• [RAW DATA]
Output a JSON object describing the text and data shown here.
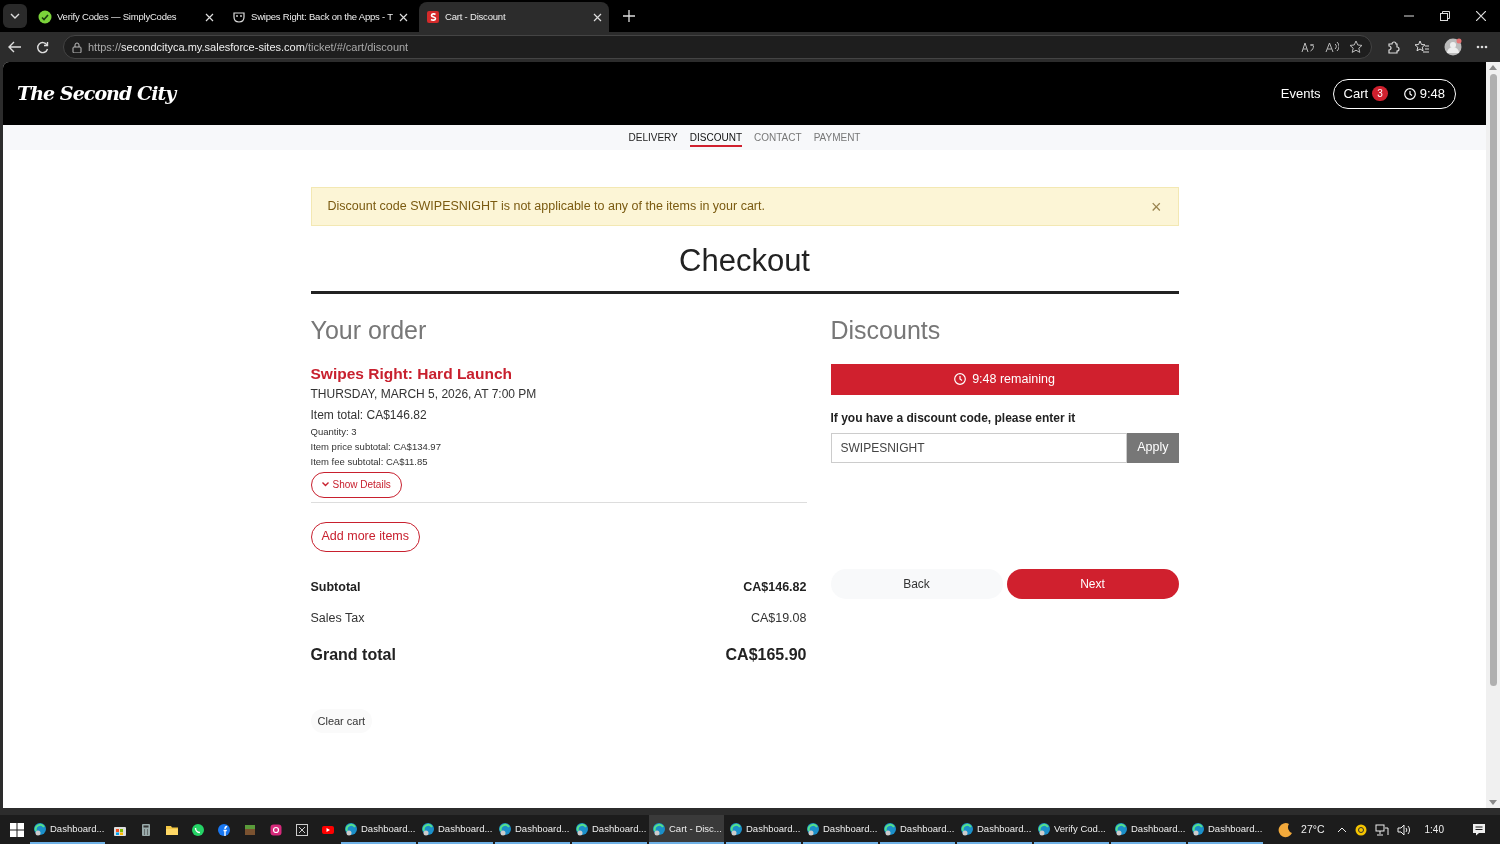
{
  "browser": {
    "tabs": [
      {
        "title": "Verify Codes — SimplyCodes",
        "selected": false,
        "kind": "check"
      },
      {
        "title": "Swipes Right: Back on the Apps - T",
        "selected": false,
        "kind": "theatre"
      },
      {
        "title": "Cart - Discount",
        "selected": true,
        "kind": "brand"
      }
    ],
    "url": {
      "scheme": "https://",
      "host": "secondcityca.my.salesforce-sites.com",
      "path": "/ticket/#/cart/discount"
    }
  },
  "site": {
    "logo": "The Second City",
    "nav": {
      "events": "Events",
      "cart": "Cart",
      "cart_count": "3",
      "timer": "9:48"
    },
    "steps": [
      {
        "label": "DELIVERY",
        "selected": false,
        "done": true
      },
      {
        "label": "DISCOUNT",
        "selected": true,
        "done": false
      },
      {
        "label": "CONTACT",
        "selected": false,
        "done": false
      },
      {
        "label": "PAYMENT",
        "selected": false,
        "done": false
      }
    ]
  },
  "alert": {
    "message": "Discount code SWIPESNIGHT is not applicable to any of the items in your cart.",
    "close": "×"
  },
  "title": "Checkout",
  "order": {
    "heading": "Your order",
    "item": {
      "name": "Swipes Right: Hard Launch",
      "date": "THURSDAY, MARCH 5, 2026, AT 7:00 PM",
      "total": "Item total: CA$146.82",
      "details": [
        "Quantity: 3",
        "Item price subtotal: CA$134.97",
        "Item fee subtotal: CA$11.85"
      ],
      "show_details": "Show Details"
    },
    "add_more": "Add more items",
    "totals": [
      {
        "label": "Subtotal",
        "value": "CA$146.82",
        "kind": "bold"
      },
      {
        "label": "Sales Tax",
        "value": "CA$19.08",
        "kind": "plain"
      },
      {
        "label": "Grand total",
        "value": "CA$165.90",
        "kind": "grand"
      }
    ],
    "clear_cart": "Clear cart"
  },
  "discounts": {
    "heading": "Discounts",
    "remaining": "9:48 remaining",
    "prompt": "If you have a discount code, please enter it",
    "code": "SWIPESNIGHT",
    "apply": "Apply",
    "back": "Back",
    "next": "Next"
  },
  "taskbar": {
    "items": [
      {
        "kind": "app",
        "label": "Dashboard...",
        "selected": false
      },
      {
        "kind": "pinned",
        "selected": false
      },
      {
        "kind": "pinned",
        "selected": false
      },
      {
        "kind": "pinned",
        "selected": false
      },
      {
        "kind": "pinned",
        "selected": false
      },
      {
        "kind": "pinned",
        "selected": false
      },
      {
        "kind": "pinned",
        "selected": false
      },
      {
        "kind": "pinned",
        "selected": false
      },
      {
        "kind": "pinned",
        "selected": false
      },
      {
        "kind": "pinned",
        "selected": false
      },
      {
        "kind": "app",
        "label": "Dashboard...",
        "selected": false
      },
      {
        "kind": "app",
        "label": "Dashboard...",
        "selected": false
      },
      {
        "kind": "app",
        "label": "Dashboard...",
        "selected": false
      },
      {
        "kind": "app",
        "label": "Dashboard...",
        "selected": false
      },
      {
        "kind": "app",
        "label": "Cart - Disc...",
        "selected": true
      },
      {
        "kind": "app",
        "label": "Dashboard...",
        "selected": false
      },
      {
        "kind": "app",
        "label": "Dashboard...",
        "selected": false
      },
      {
        "kind": "app",
        "label": "Dashboard...",
        "selected": false
      },
      {
        "kind": "app",
        "label": "Dashboard...",
        "selected": false
      },
      {
        "kind": "app",
        "label": "Verify Cod...",
        "selected": false
      },
      {
        "kind": "app",
        "label": "Dashboard...",
        "selected": false
      },
      {
        "kind": "app",
        "label": "Dashboard...",
        "selected": false
      }
    ],
    "weather": "27°C",
    "time": "1:40"
  }
}
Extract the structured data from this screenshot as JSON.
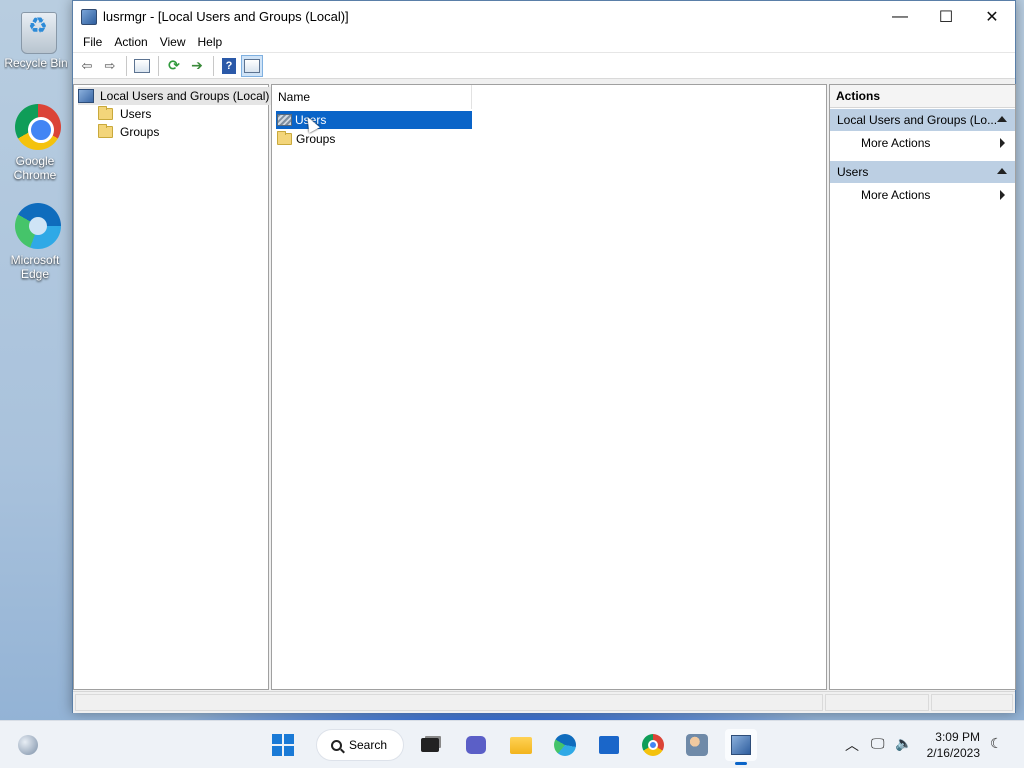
{
  "desktop": {
    "icons": [
      {
        "label": "Recycle Bin",
        "icon": "recycle-bin-icon"
      },
      {
        "label": "Google Chrome",
        "icon": "chrome-icon"
      },
      {
        "label": "Microsoft Edge",
        "icon": "edge-icon"
      }
    ]
  },
  "window": {
    "title": "lusrmgr - [Local Users and Groups (Local)]",
    "controls": {
      "minimize": "—",
      "maximize": "☐",
      "close": "✕"
    }
  },
  "menubar": {
    "items": [
      "File",
      "Action",
      "View",
      "Help"
    ]
  },
  "toolbar": {
    "buttons": [
      "back-icon",
      "forward-icon",
      "show-hide-console-tree-icon",
      "refresh-icon",
      "export-list-icon",
      "help-icon",
      "show-hide-action-pane-icon"
    ]
  },
  "tree": {
    "root": "Local Users and Groups (Local)",
    "children": [
      "Users",
      "Groups"
    ]
  },
  "list": {
    "column_header": "Name",
    "rows": [
      {
        "name": "Users",
        "selected": true
      },
      {
        "name": "Groups",
        "selected": false
      }
    ]
  },
  "actions": {
    "header": "Actions",
    "sections": [
      {
        "title": "Local Users and Groups (Lo...",
        "items": [
          "More Actions"
        ]
      },
      {
        "title": "Users",
        "items": [
          "More Actions"
        ]
      }
    ]
  },
  "taskbar": {
    "search_label": "Search",
    "time": "3:09 PM",
    "date": "2/16/2023",
    "accent": "#0a64c8"
  }
}
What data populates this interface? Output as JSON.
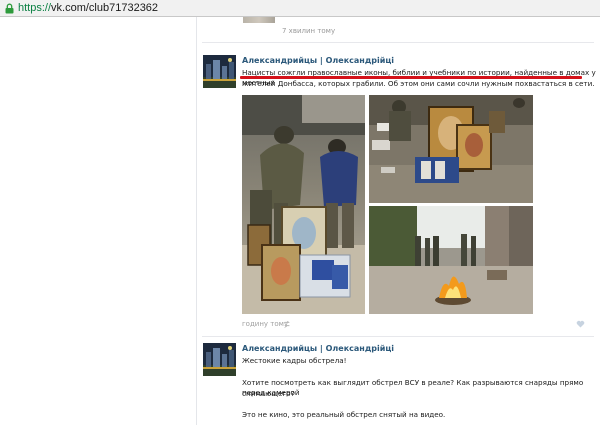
{
  "browser": {
    "url_scheme": "https://",
    "url_rest": "vk.com/club71732362"
  },
  "prev_post": {
    "time": "7 хвилин тому"
  },
  "posts": [
    {
      "author": "Александрийцы | Олександрійці",
      "text_line1": "Нацисты сожгли православные иконы, библии и учебники по истории, найденные в домах у местных",
      "text_line2": "жителей Донбасса, которых грабили. Об этом они сами сочли нужным похвастаться в сети.",
      "time": "годину тому"
    },
    {
      "author": "Александрийцы | Олександрійці",
      "text_line1": "Жестокие кадры обстрела!",
      "text_line2": "Хотите посмотреть как выглядит обстрел ВСУ в реале? Как разрываются снаряды прямо перед камерой",
      "text_line3": "снимающего?",
      "text_line4": "Это не кино, это реальный обстрел снятый на видео."
    }
  ],
  "colors": {
    "author_link": "#2b587a",
    "highlight_underline": "#d4121a"
  }
}
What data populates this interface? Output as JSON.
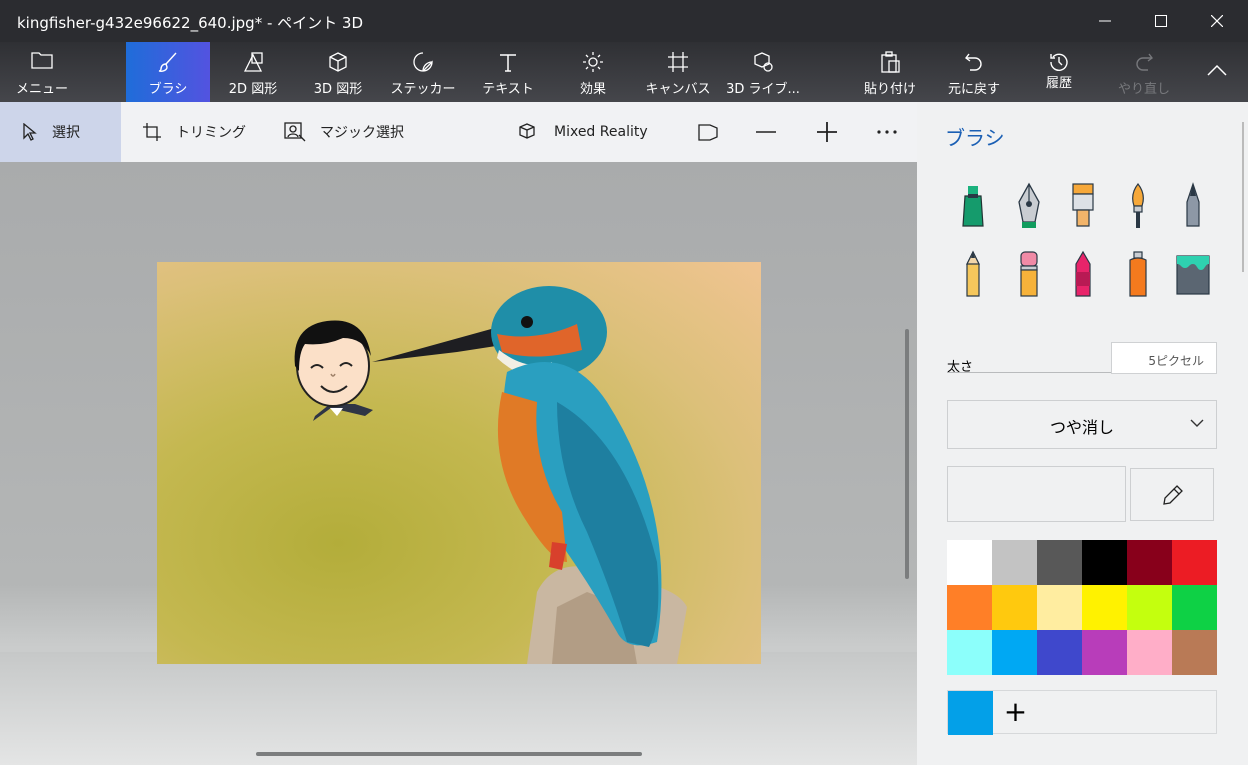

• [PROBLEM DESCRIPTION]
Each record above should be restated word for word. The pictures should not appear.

• [REPLY TO THE TASK]
Output a JSON object describing the text and data shown here.
{
  "browser": {
    "tabs": [
      {
        "title": "Verify Codes — SimplyCodes",
        "selected": false,
        "kind": "check"
      },
      {
        "title": "Swipes Right: Back on the Apps - T",
        "selected": false,
        "kind": "theatre"
      },
      {
        "title": "Cart - Discount",
        "selected": true,
        "kind": "brand"
      }
    ],
    "url": {
      "scheme": "https://",
      "host": "secondcityca.my.salesforce-sites.com",
      "path": "/ticket/#/cart/discount"
    }
  },
  "site": {
    "logo": "The Second City",
    "nav": {
      "events": "Events",
      "cart": "Cart",
      "cart_count": "3",
      "timer": "9:48"
    },
    "steps": [
      {
        "label": "DELIVERY",
        "selected": false,
        "done": true
      },
      {
        "label": "DISCOUNT",
        "selected": true,
        "done": false
      },
      {
        "label": "CONTACT",
        "selected": false,
        "done": false
      },
      {
        "label": "PAYMENT",
        "selected": false,
        "done": false
      }
    ]
  },
  "alert": {
    "message": "Discount code SWIPESNIGHT is not applicable to any of the items in your cart.",
    "close": "×"
  },
  "title": "Checkout",
  "order": {
    "heading": "Your order",
    "item": {
      "name": "Swipes Right: Hard Launch",
      "date": "THURSDAY, MARCH 5, 2026, AT 7:00 PM",
      "total": "Item total: CA$146.82",
      "details": [
        "Quantity: 3",
        "Item price subtotal: CA$134.97",
        "Item fee subtotal: CA$11.85"
      ],
      "show_details": "Show Details"
    },
    "add_more": "Add more items",
    "totals": [
      {
        "label": "Subtotal",
        "value": "CA$146.82",
        "kind": "bold"
      },
      {
        "label": "Sales Tax",
        "value": "CA$19.08",
        "kind": "plain"
      },
      {
        "label": "Grand total",
        "value": "CA$165.90",
        "kind": "grand"
      }
    ],
    "clear_cart": "Clear cart"
  },
  "discounts": {
    "heading": "Discounts",
    "remaining": "9:48 remaining",
    "prompt": "If you have a discount code, please enter it",
    "code": "SWIPESNIGHT",
    "apply": "Apply",
    "back": "Back",
    "next": "Next"
  },
  "taskbar": {
    "items": [
      {
        "kind": "app",
        "label": "Dashboard...",
        "selected": false
      },
      {
        "kind": "pinned",
        "selected": false
      },
      {
        "kind": "pinned",
        "selected": false
      },
      {
        "kind": "pinned",
        "selected": false
      },
      {
        "kind": "pinned",
        "selected": false
      },
      {
        "kind": "pinned",
        "selected": false
      },
      {
        "kind": "pinned",
        "selected": false
      },
      {
        "kind": "pinned",
        "selected": false
      },
      {
        "kind": "pinned",
        "selected": false
      },
      {
        "kind": "pinned",
        "selected": false
      },
      {
        "kind": "app",
        "label": "Dashboard...",
        "selected": false
      },
      {
        "kind": "app",
        "label": "Dashboard...",
        "selected": false
      },
      {
        "kind": "app",
        "label": "Dashboard...",
        "selected": false
      },
      {
        "kind": "app",
        "label": "Dashboard...",
        "selected": false
      },
      {
        "kind": "app",
        "label": "Cart - Disc...",
        "selected": true
      },
      {
        "kind": "app",
        "label": "Dashboard...",
        "selected": false
      },
      {
        "kind": "app",
        "label": "Dashboard...",
        "selected": false
      },
      {
        "kind": "app",
        "label": "Dashboard...",
        "selected": false
      },
      {
        "kind": "app",
        "label": "Dashboard...",
        "selected": false
      },
      {
        "kind": "app",
        "label": "Verify Cod...",
        "selected": false
      },
      {
        "kind": "app",
        "label": "Dashboard...",
        "selected": false
      },
      {
        "kind": "app",
        "label": "Dashboard...",
        "selected": false
      }
    ],
    "weather": "27°C",
    "time": "1:40"
  }
}
Extract the structured data from this screenshot as JSON.
{
  "desktop": {
    "icons": [
      {
        "label": "Recycle Bin",
        "icon": "recycle-bin-icon"
      },
      {
        "label": "Google Chrome",
        "icon": "chrome-icon"
      },
      {
        "label": "Microsoft Edge",
        "icon": "edge-icon"
      }
    ]
  },
  "window": {
    "title": "lusrmgr - [Local Users and Groups (Local)]",
    "controls": {
      "minimize": "—",
      "maximize": "☐",
      "close": "✕"
    }
  },
  "menubar": {
    "items": [
      "File",
      "Action",
      "View",
      "Help"
    ]
  },
  "toolbar": {
    "buttons": [
      "back-icon",
      "forward-icon",
      "show-hide-console-tree-icon",
      "refresh-icon",
      "export-list-icon",
      "help-icon",
      "show-hide-action-pane-icon"
    ]
  },
  "tree": {
    "root": "Local Users and Groups (Local)",
    "children": [
      "Users",
      "Groups"
    ]
  },
  "list": {
    "column_header": "Name",
    "rows": [
      {
        "name": "Users",
        "selected": true
      },
      {
        "name": "Groups",
        "selected": false
      }
    ]
  },
  "actions": {
    "header": "Actions",
    "sections": [
      {
        "title": "Local Users and Groups (Lo...",
        "items": [
          "More Actions"
        ]
      },
      {
        "title": "Users",
        "items": [
          "More Actions"
        ]
      }
    ]
  },
  "taskbar": {
    "search_label": "Search",
    "time": "3:09 PM",
    "date": "2/16/2023",
    "accent": "#0a64c8"
  }
}
What data populates this interface? Output as JSON.
{
  "browser": {
    "url_scheme": "https://",
    "url_rest": "vk.com/club71732362"
  },
  "prev_post": {
    "time": "7 хвилин тому"
  },
  "posts": [
    {
      "author": "Александрийцы | Олександрійці",
      "text_line1": "Нацисты сожгли православные иконы, библии и учебники по истории, найденные в домах у местных",
      "text_line2": "жителей Донбасса, которых грабили. Об этом они сами сочли нужным похвастаться в сети.",
      "time": "годину тому"
    },
    {
      "author": "Александрийцы | Олександрійці",
      "text_line1": "Жестокие кадры обстрела!",
      "text_line2": "Хотите посмотреть как выглядит обстрел ВСУ в реале? Как разрываются снаряды прямо перед камерой",
      "text_line3": "снимающего?",
      "text_line4": "Это не кино, это реальный обстрел снятый на видео."
    }
  ],
  "colors": {
    "author_link": "#2b587a",
    "highlight_underline": "#d4121a"
  }
}
What data populates this interface? Output as JSON.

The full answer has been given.